On Oct. 15, 2017, the #MeToo hashtag became more than a hashtag and blew up on social media sparking the start of a movement against sexual harassment. The phrase was originally created by black activist Tarana Burke to help women of color who have been sexually assaulted know they were not alone.
The phrase became a movement when actress Alyssa Milano tweeted responding to the sexual assault allegations against, former producer, Harvey Weinstein urging those who have experienced sexual assault to come forward and speak their truth using the hashtag #MeToo.
The hashtag blew up overnight with thousands of people sharing their stories of sexual assault along with the hashtag, or simply tweeting #MeToo.
“I think that the people who make their stories so public are really brave. It isn’t easy to put yourself in the spotlight like that, especially with something so personal,” junior education major Diana Whittaker said.
Just days after Milano’s tweet went viral, Harvey Weinstein resigned from the board of his entertainment company, causing the hashtag to have even more momentum.
Two months later in December, Time Magazine announced #MeToo activists as their persons of the year, including many celebrities who have fought against sexual assault.
Then at the 75th Golden Globe Awards in January, those in favor of the movement wore black to the event as a way to show their support and Oprah Winfrey delivered a memorable speech about sexual harassment and the #MeToo movement.
Then on International Women’s Day in March, people all over the world rallied and marched in support of the movement and to fight against sexual assault for women using the #MeToo hashtag.
In September, former CEO of CBS, Leslie Moonves resigned from his position at CBS after sexual assault allegations.
Now just passing the one year anniversary of the viral hashtag, #MeToo has been tweeted more than 19 million times and has reached 85 countries.
The hashtag recently spiked on the radar again when, research psychologist and professor, Christine Blasey Ford accused, now Supreme Court Justice, Brett Kavanaugh of sexual assault and during the trial.
“I think that this movement has inspired a lot of people to come forward and I think that now more men in positions of power are being called out for sexual harassment and assault when they wouldn’t have before,” junior criminal justice major Jessica Peters said.

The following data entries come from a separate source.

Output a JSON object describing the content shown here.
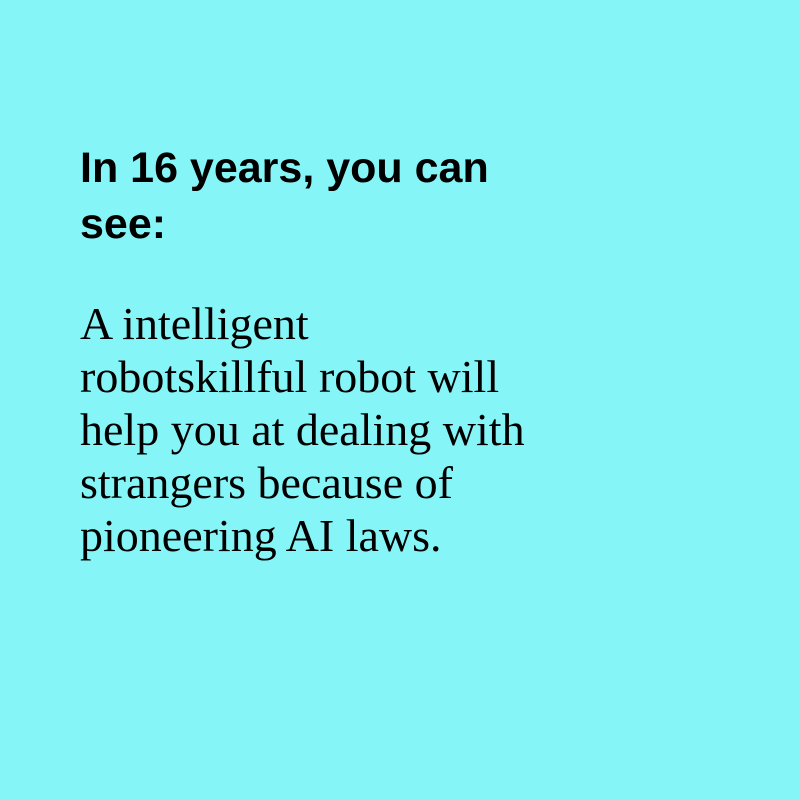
{
  "card": {
    "background_color": "#86f5f8",
    "heading_lines": [
      "In 16 years, you can",
      "see:"
    ],
    "body_lines": [
      "A intelligent",
      "robotskillful robot will",
      "help you at dealing with",
      "strangers because of",
      "pioneering AI laws."
    ]
  }
}
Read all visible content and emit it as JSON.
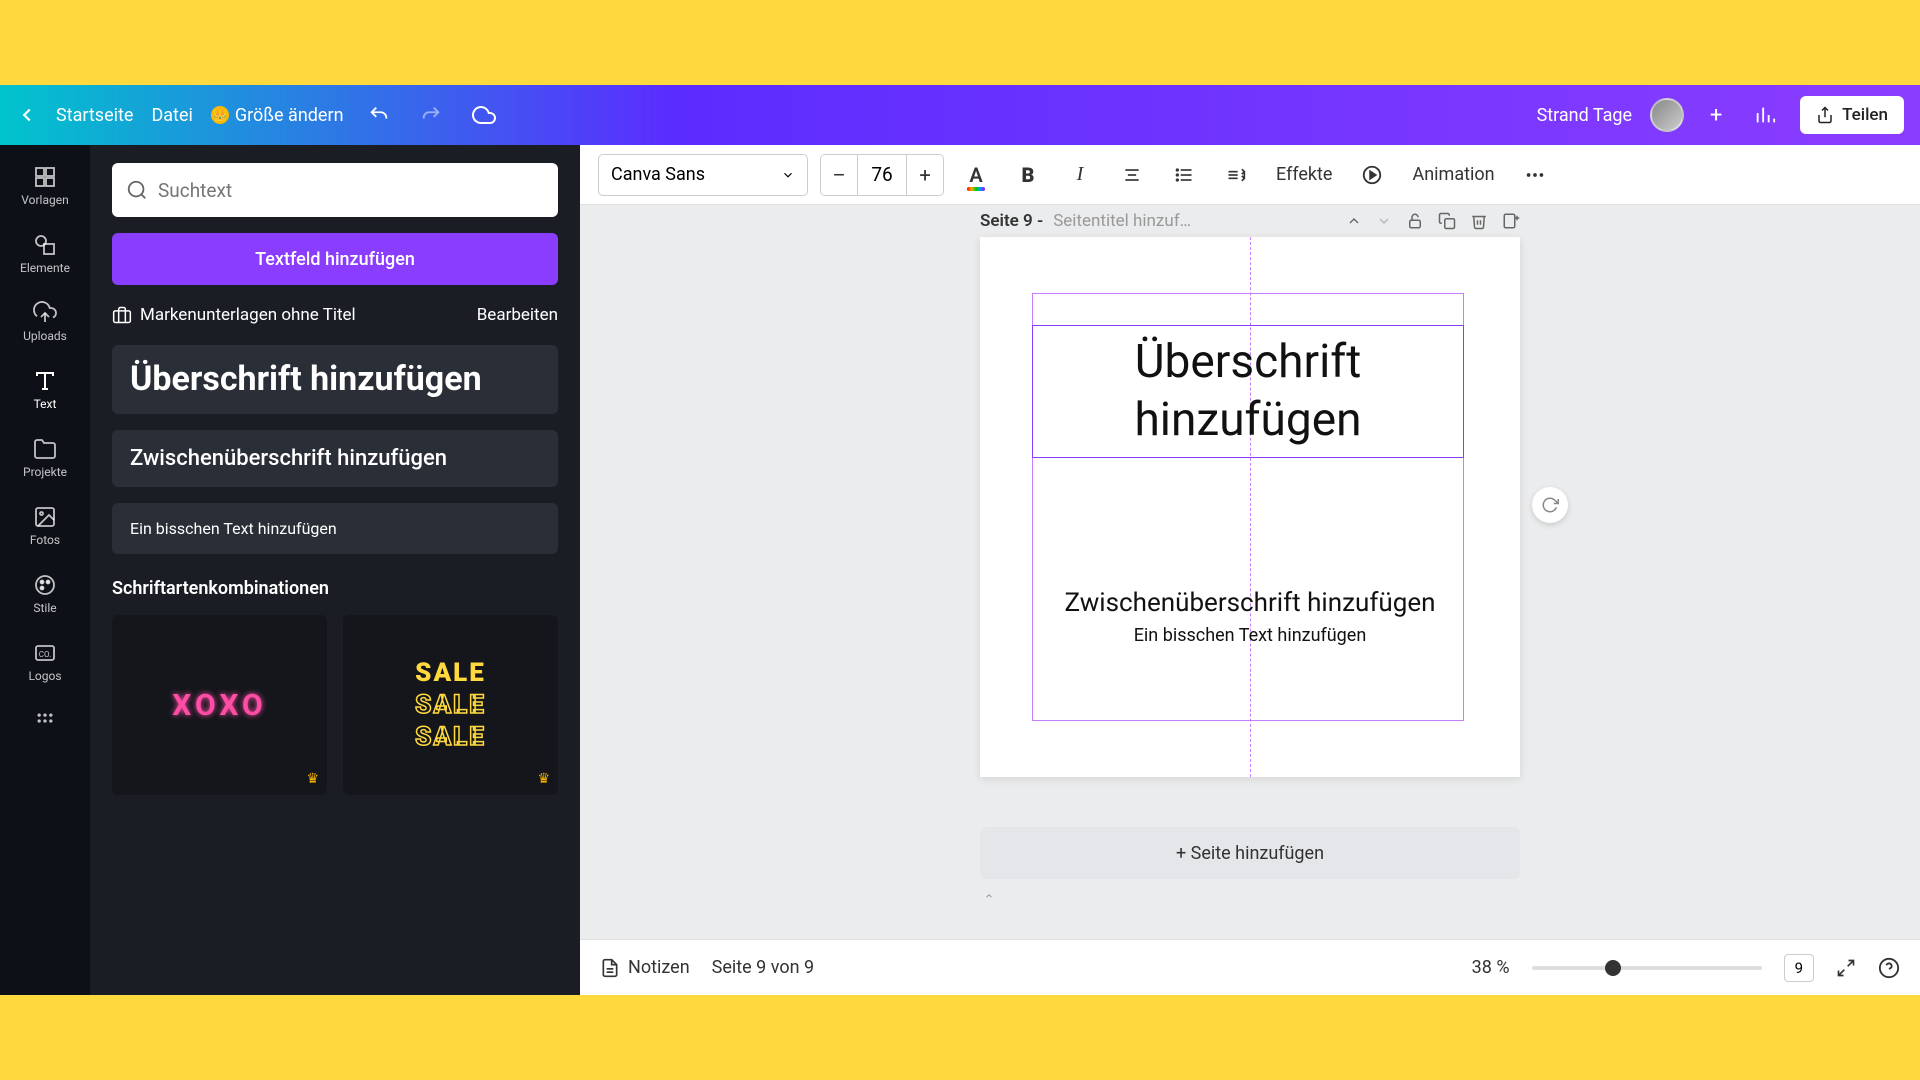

The #MeToo movement seems to have opened the eyes of many. It shows just how large this issue is, and it has also inspired women from all over the world to come forward and call out those who are guilty of sexual assault or harassment, even if those people are in positions of power. One year later and the movement hasn’t stopped, and it does not seem to be going anywhere anytime soon.